Council reveals plans for Confluence Art Center

Downtown complex will feature proscenium-style theater, recording studio



Partners of the Confluence Project unveiled plans for the $45 million art center during a press conference Tuesday held at the State Theater in downtown Eau Claire.

The Confluence Art Center will include a large proscenium-style theater with seating to hold between 1,200 fixed seats or approximately 1,500 in standing-room only seating. It will also feature art gallery space, lobby space overlooking the planned public plaza and a recording studio.

The new art center will contain rooms for city organizations including Visit Eau Claire and the Eau Claire Regional Arts Council as well as UW-Eau Claire faculty, staff and students, providing space and resources for the university’s music and theater programs.

This will bring a large number and variety of artists together, whether they are students, artists who do their work out of passion or those who can make a living from their art, Anne Sessions, executive director of the Chippewa Valley Theatre Guild and a member of the Confluence council, said.

She said the new center would allow UW-Eau Claire students and members to access more programming than ever before.

“Art touches all of our lives,” Sessions said. “It’s something we take for granted. It’s something that’s part of our culture; it brings us all together.”

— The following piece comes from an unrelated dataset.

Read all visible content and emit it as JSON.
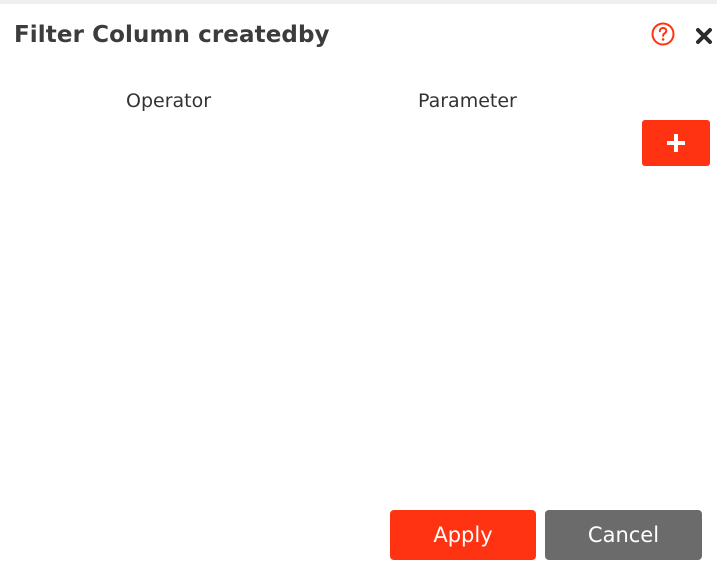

The Confluence Art Center was initially envisioned as a 175,000 square foot complex that would cost $51 million. As a result of building inflation, state budget cuts and unforeseen obstacles concerning the proposed location along the Chippewa River, the project was downsized to the current three-story, 130,000 square foot plan.

Jerry Jacobson, president of Confluence Art Inc., said the primary functions of the art center were protected by the partners even when large portions of the original plan were abandoned for lack of funding.

While the partners officially first convened on Nov. 19, 2014 and the plans were drawn over the course of ten subsequent meetings, Jacobson said partners were forming the beginnings of the Confluence Project before 2007 and the new art center fulfills aspirations members of the Eau Claire community have had for more than 40 years.

Eau Claire Chancellor James Schmidt said the Confluence Project was one of the main factors that ultimately guided his decision to come to Eau Claire after he left his position as Vice President of Student Advancement at Winona State University in 2013.

He said the Confluence Project was a testament to the quality of the Eau Claire community and a coming period of rebirth for the city.

“Decades ago, cities turned their backs on the downtown,” Schmidt said. “Well, this generation has thought differently.”

The Confluence council identified five main sources of funding to meet the expected $45 million price tag for the new art center, according to a press release provided by the council.

– $5 million is to be funded by the City of Eau Claire.
– $3.5 million is to be funded by Eau Claire County.
– $3 million is to be garnered through new market tax credits.
– Gov. Scott Walker outlined $15 million to be set aside for the project from his latest state budget.
– Thomas Barland, co-chair of the fundraising committee, said the project raised $12.5 million through various donations. While the philanthropic goal originally stood at $13.5 million, he said new costs prompted the committee to raise the goal to $15.5 million.

Jacobson said the Confluence council hopes to break ground on the new art center next summer.